This thread is about gear that is still in production. Why are all of you listing gear that hasn’t been produced in years? Reread the post!
You are correct yogiboy, I got "still for sale" mixed up with "production."
Kenny
That’s right gentlemen. We’re not talking T-Rex or Sabre Tooth Tiger here. They stopped making those models a long time ago. What we’re looking for is a Crocodile - was here, way back when they were making the T-Rex, and still in production today.
Racking my brain to come up with the oldest, yet current, audiophile component I’ll throw out the SME, S shaped, tonearm. (I consider it to be a component, rather than just a part).
I know when I put together my turntable-base-tonearm-cartridge system in 1980, the SME had been around for a few years already - a little longer than the Shure V cartridge, if my memory serves me well.  The tonearm has seen a little improving over the years but no radical change from the early 1970s.
I’ll say that’s my Crocodile.
I wish we could say the Shure V series.
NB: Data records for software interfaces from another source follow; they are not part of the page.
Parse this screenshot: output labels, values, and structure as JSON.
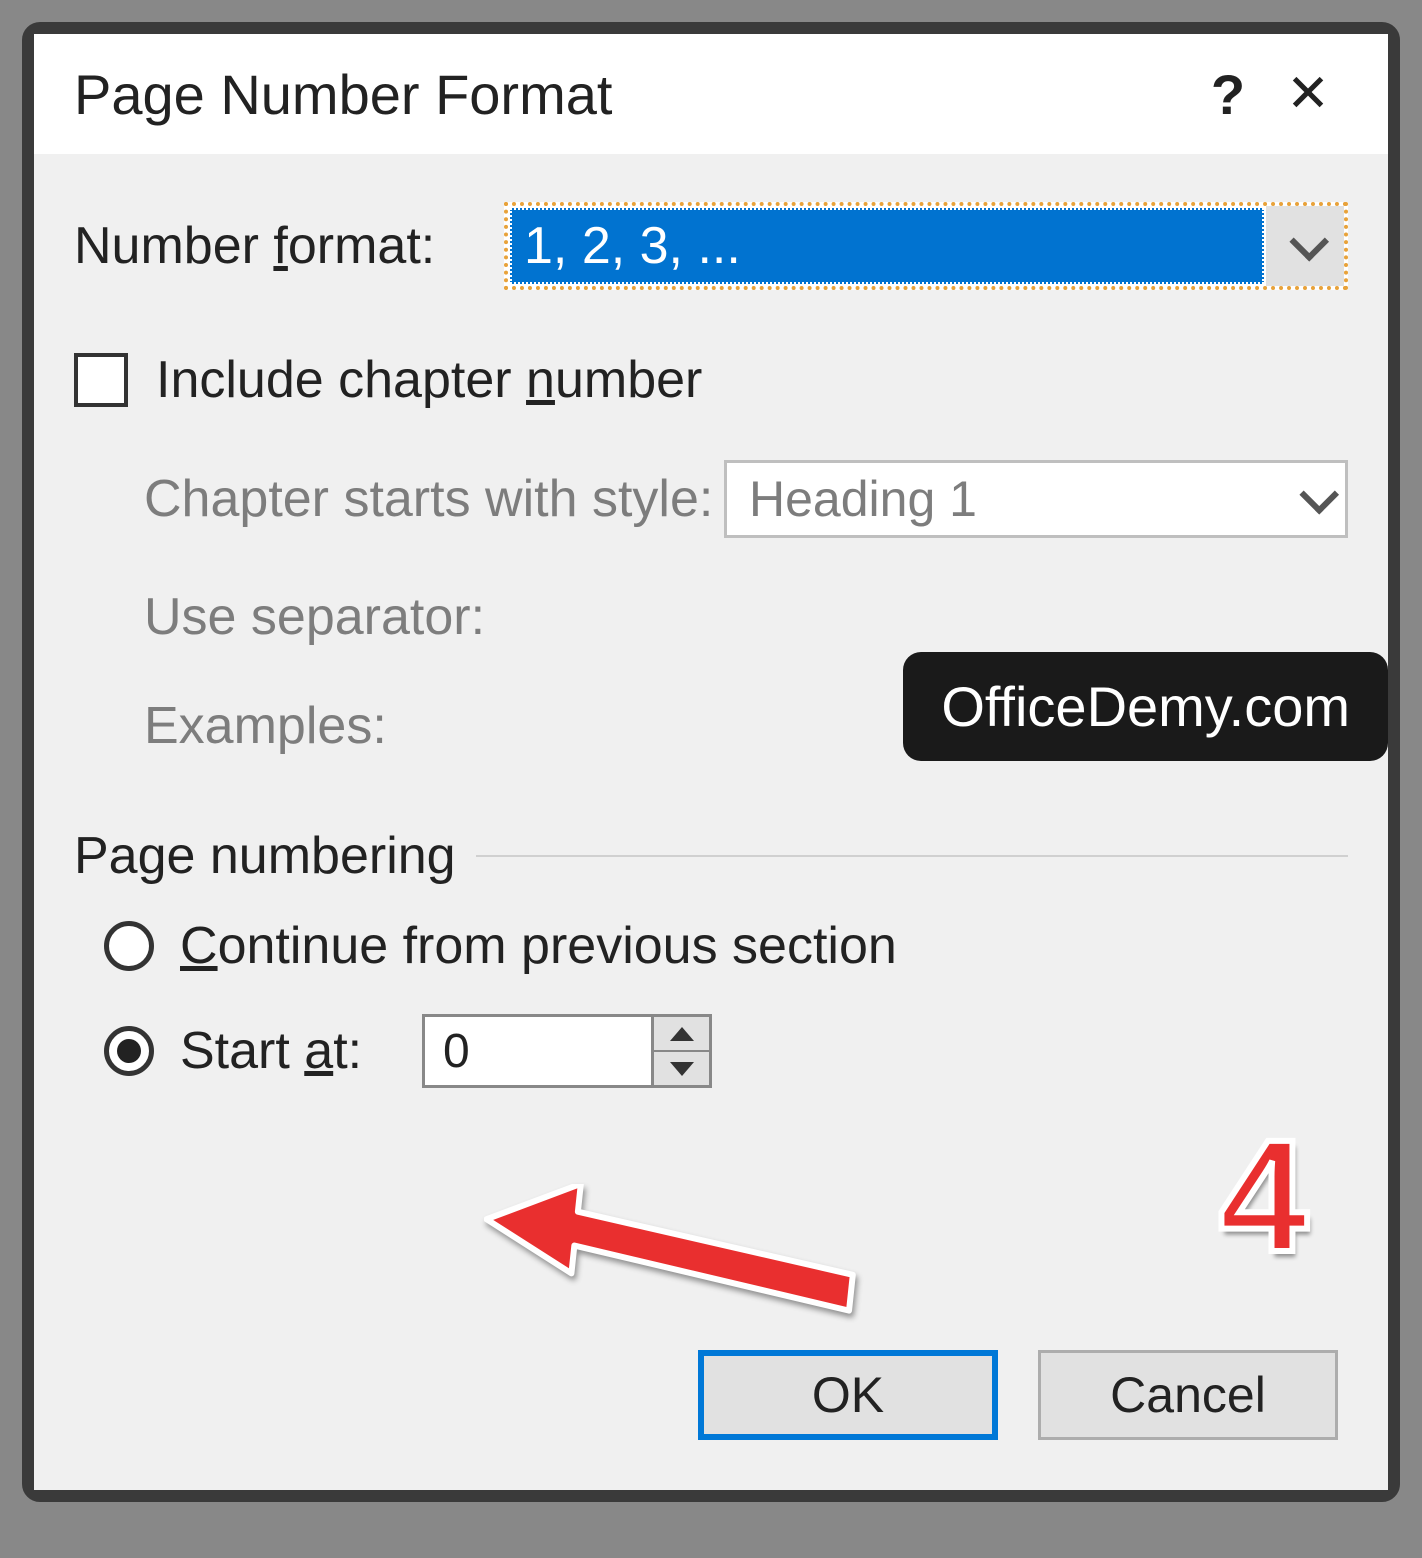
{
  "titlebar": {
    "title": "Page Number Format",
    "help": "?",
    "close": "✕"
  },
  "format": {
    "label_pre": "Number ",
    "label_u": "f",
    "label_post": "ormat:",
    "selected": "1, 2, 3, ..."
  },
  "chapter": {
    "checkbox_label_pre": "Include chapter ",
    "checkbox_label_u": "n",
    "checkbox_label_post": "umber",
    "style_label": "Chapter starts with style:",
    "style_value": "Heading 1",
    "separator_label": "Use separator:",
    "examples_label": "Examples:"
  },
  "watermark": "OfficeDemy.com",
  "page_numbering": {
    "section_title": "Page numbering",
    "continue_u": "C",
    "continue_post": "ontinue from previous section",
    "start_pre": "Start ",
    "start_u": "a",
    "start_post": "t:",
    "start_value": "0"
  },
  "annotation": {
    "number": "4"
  },
  "buttons": {
    "ok": "OK",
    "cancel": "Cancel"
  }
}
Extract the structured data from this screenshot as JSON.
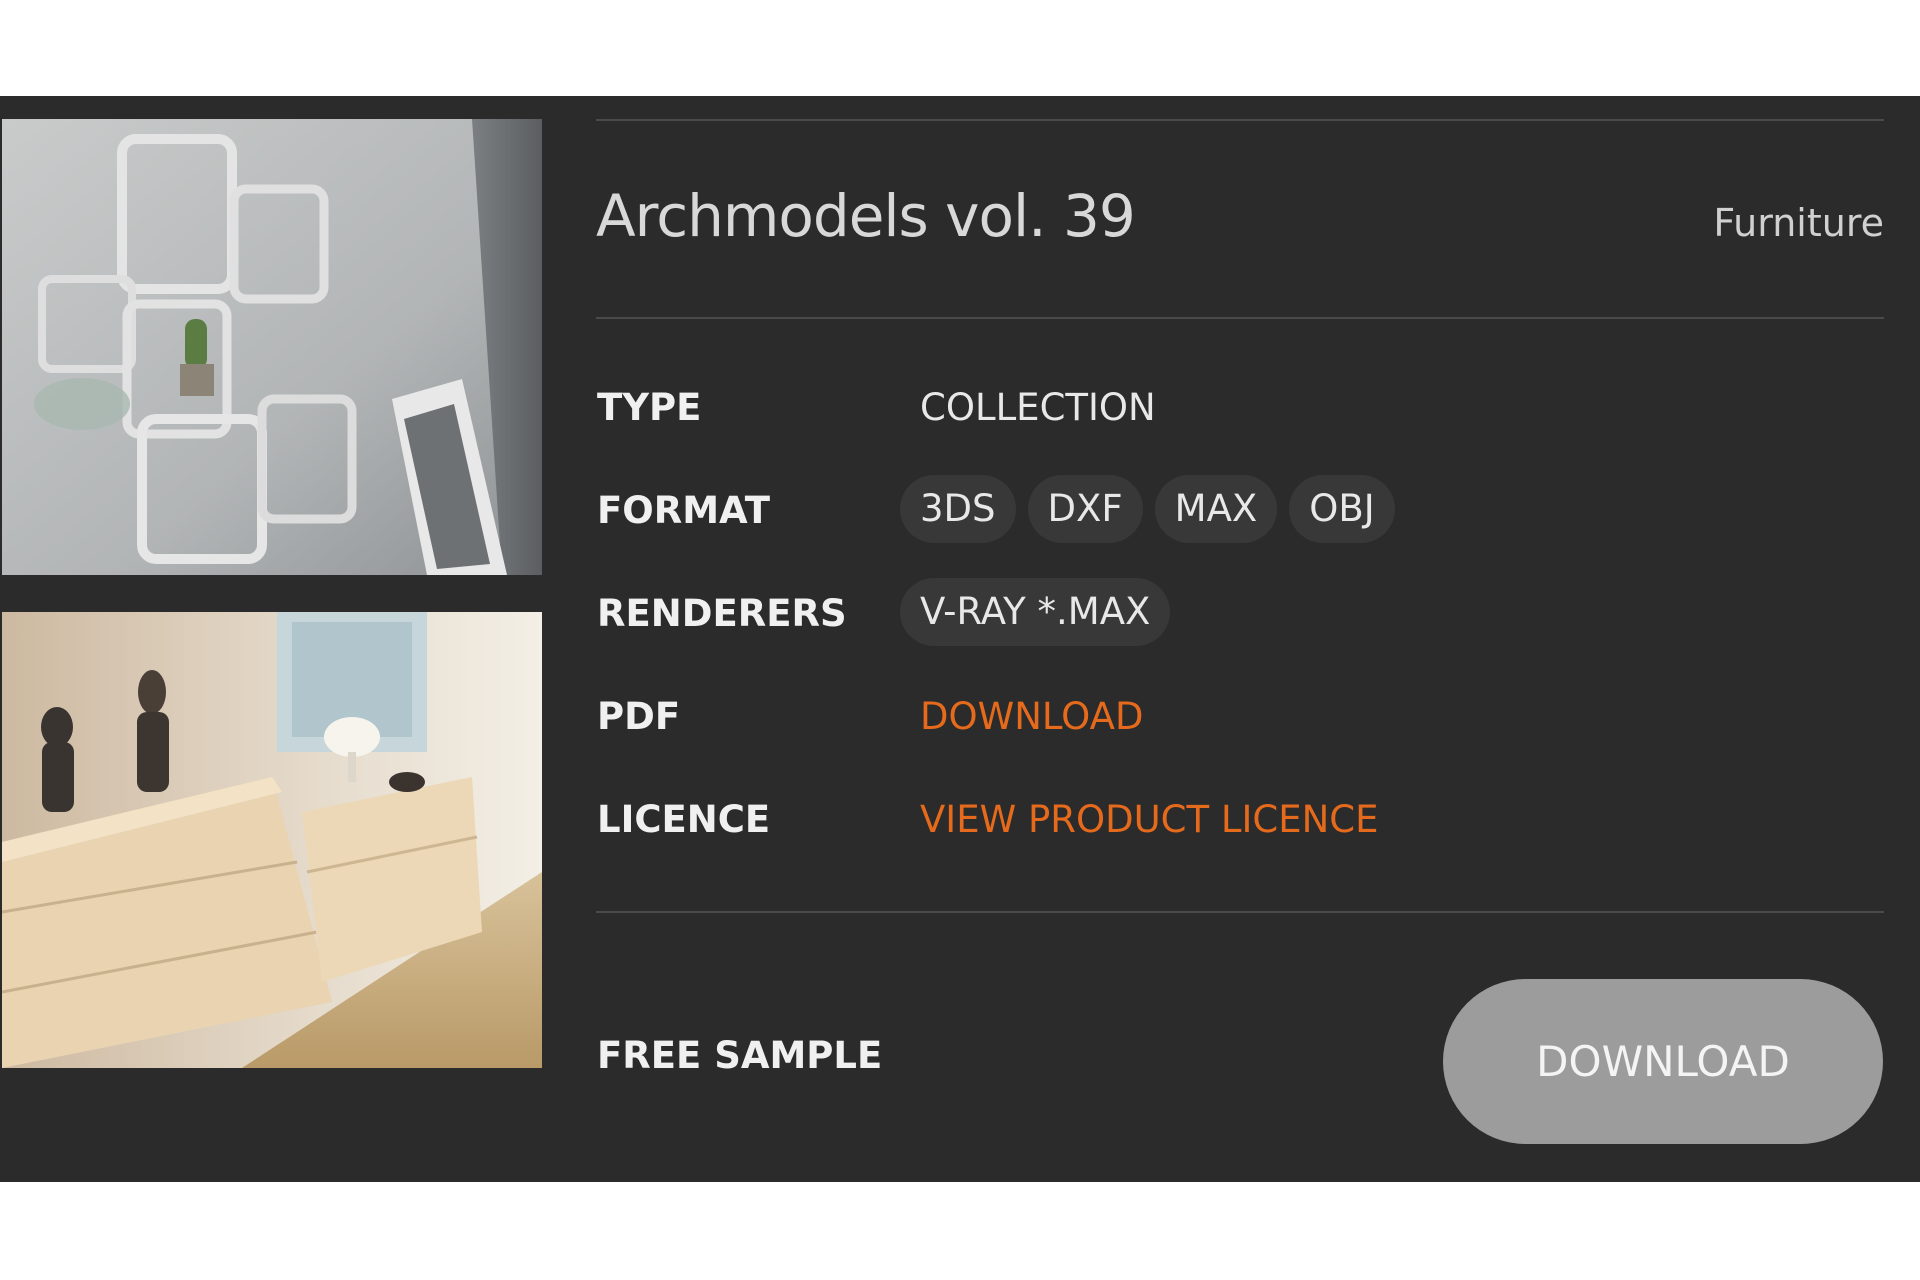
{
  "product": {
    "title": "Archmodels vol. 39",
    "category": "Furniture"
  },
  "images": [
    {
      "alt": "wall-shelves-render"
    },
    {
      "alt": "bedroom-dresser-render"
    }
  ],
  "details": {
    "type": {
      "label": "TYPE",
      "value": "COLLECTION"
    },
    "format": {
      "label": "FORMAT",
      "values": [
        "3DS",
        "DXF",
        "MAX",
        "OBJ"
      ]
    },
    "renderers": {
      "label": "RENDERERS",
      "values": [
        "V-RAY *.MAX"
      ]
    },
    "pdf": {
      "label": "PDF",
      "link": "DOWNLOAD"
    },
    "licence": {
      "label": "LICENCE",
      "link": "VIEW PRODUCT LICENCE"
    }
  },
  "sample": {
    "label": "FREE SAMPLE",
    "button": "DOWNLOAD"
  },
  "colors": {
    "panel_bg": "#2b2b2b",
    "accent_link": "#e56a1c",
    "pill_bg": "#383838",
    "button_bg": "#9c9c9c"
  }
}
They should never have stopped making it, even if they had to change the cantilever. 

Does anyone know when Jelco started selling the SA-250ST? It had to be in the 1980's, right?
I personally am using a Stax SR5-SDR6 electrostatic headphone system, McIntosh MR74 tuner, and a Yamaha CA800 integrated amplifier on a third, small adio system.  What all there of these have in common, besides all of them at least 35-40 years old is that they are still incredible.  Trully, totally.  So much of this "old" stuff is still in excellent condition.  Used with todays latest power cords, power conditioners, interconnects, speaker wires, etc., some of these "ancient" audio products are definitly not out of place today.  I can still remember 40 years ago the Yamaha CA1000 integrated amplifier was being praised for it's preamplifier and matching phono preamplifier attributes.  And, in fact, my present Yamaha CA800 integrated would be hard pressed to be equalled today for less than say $2-$3000.  My Stax headphone system, for which I paid $100, sounded very like a $2000 Audieze pair of headphones I once heard.  And my MacIntosh MR74 tuner-well I recently sold my Day/Sequerra as it was nowere being it's equal.  No, for the money, carefully selected "old" stuff can be hard tobeat.  And lots of this can be found in basicsally mint condition.  And, of course, old timers such as myself are dying right and left  all over the place.  So the current situation should continue for some time.  And their prices are sure to be going up as more of us realize what treasures are outtheir for the picking.
Not many components can say they have been in commerce for a long time, but haven't become dated and superseded by more current gear,

The SME V arm came out in 1985, was considered one of the handful of top tonearms available, and continues now, 32 years later in the same company.  Hard to think of any other component that has not only continued in production but has also held its place vis a vis newer gear.